**The task**
For each entry, return the text exactly and omit any image.

**Provided information**
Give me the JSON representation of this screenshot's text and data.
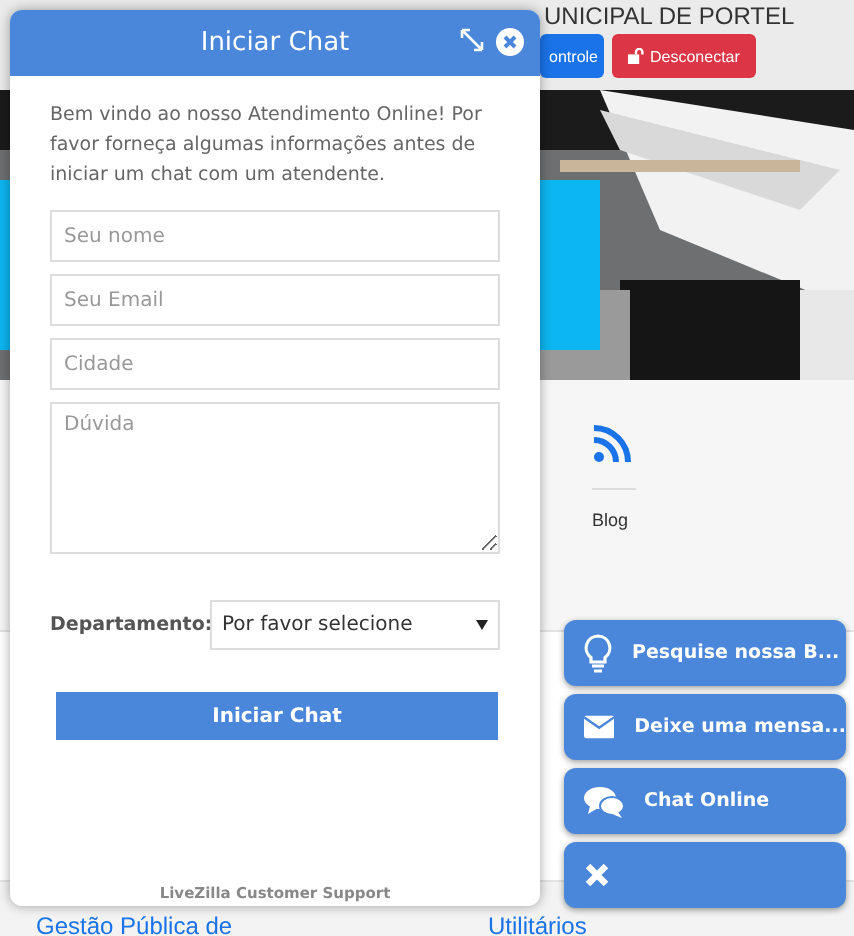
{
  "page": {
    "header_title": "UNICIPAL DE PORTEL",
    "header_buttons": [
      {
        "label": "ontrole",
        "kind": "primary"
      },
      {
        "label": "Desconectar",
        "kind": "danger"
      }
    ],
    "blog_label": "Blog",
    "bottom_links": [
      "Gestão Pública de",
      "Utilitários"
    ]
  },
  "chat": {
    "title": "Iniciar Chat",
    "intro": "Bem vindo ao nosso Atendimento Online! Por favor forneça algumas informações antes de iniciar um chat com um atendente.",
    "fields": [
      {
        "placeholder": "Seu nome",
        "kind": "input"
      },
      {
        "placeholder": "Seu Email",
        "kind": "input"
      },
      {
        "placeholder": "Cidade",
        "kind": "input"
      },
      {
        "placeholder": "Dúvida",
        "kind": "textarea"
      }
    ],
    "department_label": "Departamento:",
    "department_value": "Por favor selecione",
    "submit": "Iniciar Chat",
    "footer": "LiveZilla Customer Support"
  },
  "float_buttons": [
    {
      "label": "Pesquise nossa B...",
      "kind": "bulb"
    },
    {
      "label": "Deixe uma mensa...",
      "kind": "mail"
    },
    {
      "label": "Chat Online",
      "kind": "chat"
    },
    {
      "kind": "close"
    }
  ]
}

**Exercise result**
Give me the JSON representation of this screenshot's text and data.
{
  "page": {
    "header_title": "UNICIPAL DE PORTEL",
    "header_buttons": [
      {
        "label": "ontrole",
        "kind": "primary"
      },
      {
        "label": "Desconectar",
        "kind": "danger"
      }
    ],
    "blog_label": "Blog",
    "bottom_links": [
      "Gestão Pública de",
      "Utilitários"
    ]
  },
  "chat": {
    "title": "Iniciar Chat",
    "intro": "Bem vindo ao nosso Atendimento Online! Por favor forneça algumas informações antes de iniciar um chat com um atendente.",
    "fields": [
      {
        "placeholder": "Seu nome",
        "kind": "input"
      },
      {
        "placeholder": "Seu Email",
        "kind": "input"
      },
      {
        "placeholder": "Cidade",
        "kind": "input"
      },
      {
        "placeholder": "Dúvida",
        "kind": "textarea"
      }
    ],
    "department_label": "Departamento:",
    "department_value": "Por favor selecione",
    "submit": "Iniciar Chat",
    "footer": "LiveZilla Customer Support"
  },
  "float_buttons": [
    {
      "label": "Pesquise nossa B...",
      "kind": "bulb"
    },
    {
      "label": "Deixe uma mensa...",
      "kind": "mail"
    },
    {
      "label": "Chat Online",
      "kind": "chat"
    },
    {
      "kind": "close"
    }
  ]
}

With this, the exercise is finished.